22 Jul 2024


The Fieldbus and Hart foundations get the urge to merge

The Fieldbus Foundation and the Hart Communication Foundation are discussing a possible merger to form a single body dedicated to intelligent device communications in process automation.

In a joint statement, the chairmen of the two organisations – Dr Gunther Kegel of the Fieldbus Foundation and Mark Schumacher of the Hart Communication Foundation – say that a merger would provide “significant benefits” to both end-users and suppliers.

For end-users, they suggest, a single combined organisation would provide “a full solution that addresses every conceivable aspect of field communications and intelligent device management”. For suppliers, it “would create efficiencies in resource utilisation, consistency of processes and procedures, and would deliver significant improvements in member services and support.” 
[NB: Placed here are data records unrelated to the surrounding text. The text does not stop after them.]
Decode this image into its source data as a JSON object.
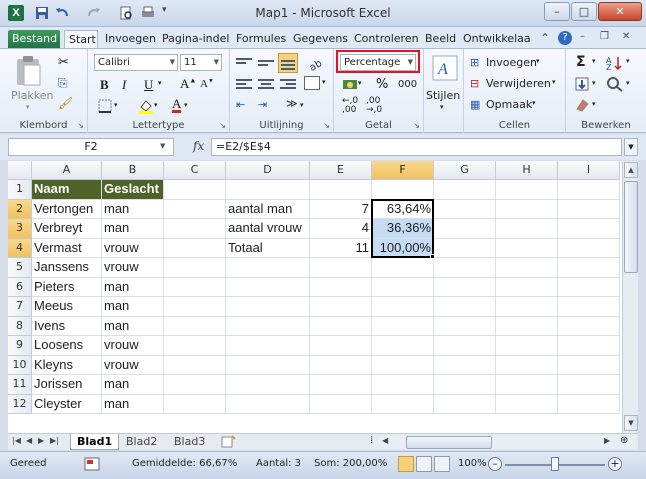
{
  "window": {
    "title": "Map1 - Microsoft Excel",
    "app_icon": "X"
  },
  "colors": {
    "header_fill": "#4f6228",
    "selection_fill": "#c6dbf4",
    "file_tab": "#1e7145",
    "highlight_box": "#e81123"
  },
  "tabs": [
    "Bestand",
    "Start",
    "Invoegen",
    "Pagina-indel",
    "Formules",
    "Gegevens",
    "Controleren",
    "Beeld",
    "Ontwikkelaa"
  ],
  "ribbon": {
    "clipboard": {
      "paste_label": "Plakken",
      "group_label": "Klembord"
    },
    "font": {
      "font_name": "Calibri",
      "font_size": "11",
      "group_label": "Lettertype",
      "bold": "B",
      "italic": "I",
      "underline": "U"
    },
    "alignment": {
      "group_label": "Uitlijning"
    },
    "number": {
      "format": "Percentage",
      "percent": "%",
      "thousands": "000",
      "group_label": "Getal"
    },
    "styles": {
      "label": "Stijlen"
    },
    "cells": {
      "insert": "Invoegen",
      "delete": "Verwijderen",
      "format": "Opmaak",
      "group_label": "Cellen"
    },
    "editing": {
      "group_label": "Bewerken"
    }
  },
  "formula_bar": {
    "name_box": "F2",
    "fx": "fx",
    "formula": "=E2/$E$4"
  },
  "sheet": {
    "columns": [
      "A",
      "B",
      "C",
      "D",
      "E",
      "F",
      "G",
      "H",
      "I"
    ],
    "rows": [
      "1",
      "2",
      "3",
      "4",
      "5",
      "6",
      "7",
      "8",
      "9",
      "10",
      "11",
      "12"
    ],
    "data": [
      [
        "Naam",
        "Geslacht",
        "",
        "",
        "",
        "",
        "",
        "",
        ""
      ],
      [
        "Vertongen",
        "man",
        "",
        "aantal man",
        "7",
        "63,64%",
        "",
        "",
        ""
      ],
      [
        "Verbreyt",
        "man",
        "",
        "aantal vrouw",
        "4",
        "36,36%",
        "",
        "",
        ""
      ],
      [
        "Vermast",
        "vrouw",
        "",
        "Totaal",
        "11",
        "100,00%",
        "",
        "",
        ""
      ],
      [
        "Janssens",
        "vrouw",
        "",
        "",
        "",
        "",
        "",
        "",
        ""
      ],
      [
        "Pieters",
        "man",
        "",
        "",
        "",
        "",
        "",
        "",
        ""
      ],
      [
        "Meeus",
        "man",
        "",
        "",
        "",
        "",
        "",
        "",
        ""
      ],
      [
        "Ivens",
        "man",
        "",
        "",
        "",
        "",
        "",
        "",
        ""
      ],
      [
        "Loosens",
        "vrouw",
        "",
        "",
        "",
        "",
        "",
        "",
        ""
      ],
      [
        "Kleyns",
        "vrouw",
        "",
        "",
        "",
        "",
        "",
        "",
        ""
      ],
      [
        "Jorissen",
        "man",
        "",
        "",
        "",
        "",
        "",
        "",
        ""
      ],
      [
        "Cleyster",
        "man",
        "",
        "",
        "",
        "",
        "",
        "",
        ""
      ]
    ],
    "tabs": [
      "Blad1",
      "Blad2",
      "Blad3"
    ]
  },
  "status": {
    "ready": "Gereed",
    "average": "Gemiddelde: 66,67%",
    "count": "Aantal: 3",
    "sum": "Som: 200,00%",
    "zoom": "100%",
    "zoom_level": 0.5
  }
}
The two organisations have a long history of cooperation. For example, they worked together to develop international standards such as Electronic Device Description Language (EDDL) and, more recently, the Field Device Integration (FDI) specification. The merger could harmonise many aspects of the two protocols, making them easier to implement and to obtain their benefits in plant operations and maintenance.
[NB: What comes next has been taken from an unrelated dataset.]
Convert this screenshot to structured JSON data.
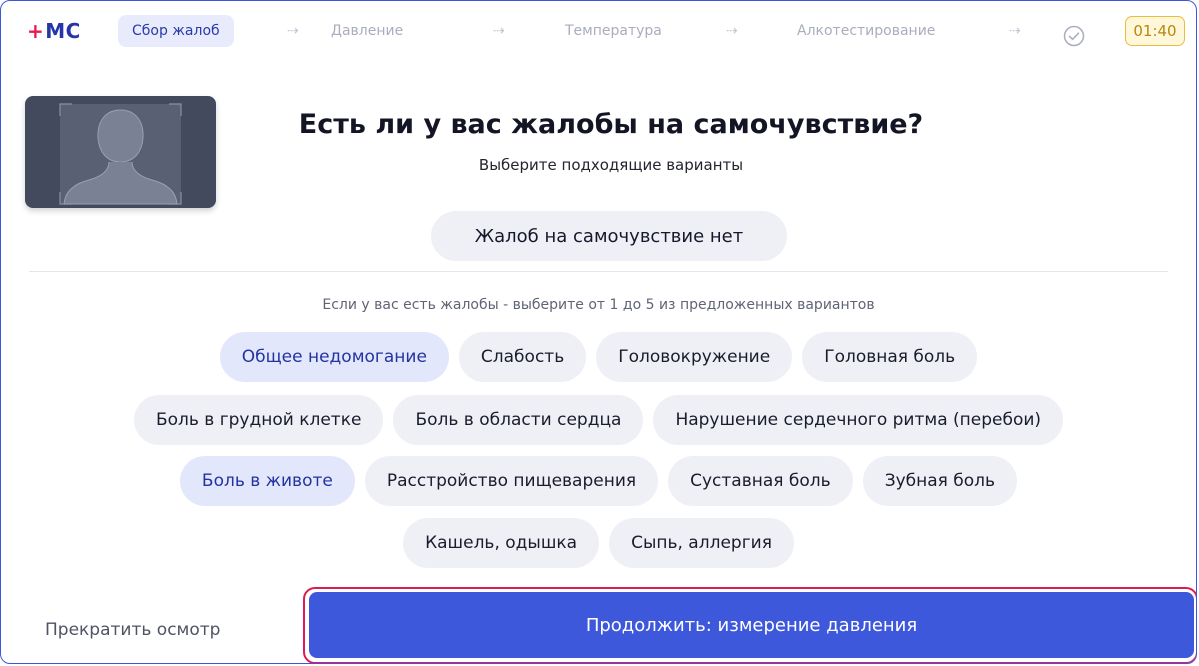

The presidents of the two organisations – Richard Timoney of the Fieldbus Foundation and Ted Masters of the Hart Communication Foundation – say that the decision to investigate the merger of the organisations “provides momentum for a major step forward in the evolution of intelligent devices and the world of industrial communications.”

But the two bodies emphasise that a merger is not inevitable and that study teams from each organisation will first review the proposal and members of both will have to approve the merger in a vote. They envisage a “true merger of equals”, not an acquisition of one organisation by the other.
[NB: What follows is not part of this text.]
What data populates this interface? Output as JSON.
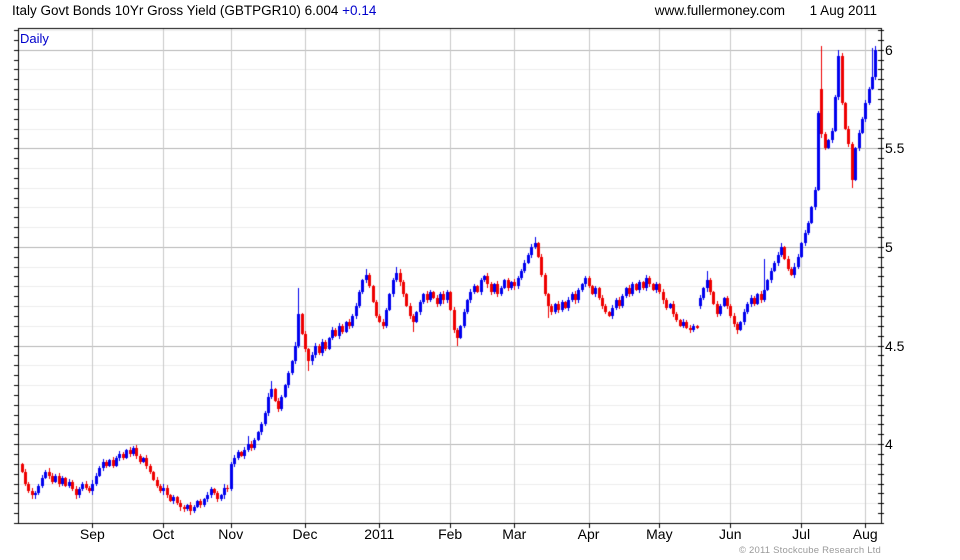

If the merger goes ahead, the Foundation fieldbus and Hart specifications would continue to exist and to evolve separately. Each protocol would keep and maintain its brand name, trademarks and patents. The combined organisation would support the wireless strategies that exist today and would continue to seek areas for harmonisation.

If the two foundations do agree to merge, they aim to complete the process by mid-2014.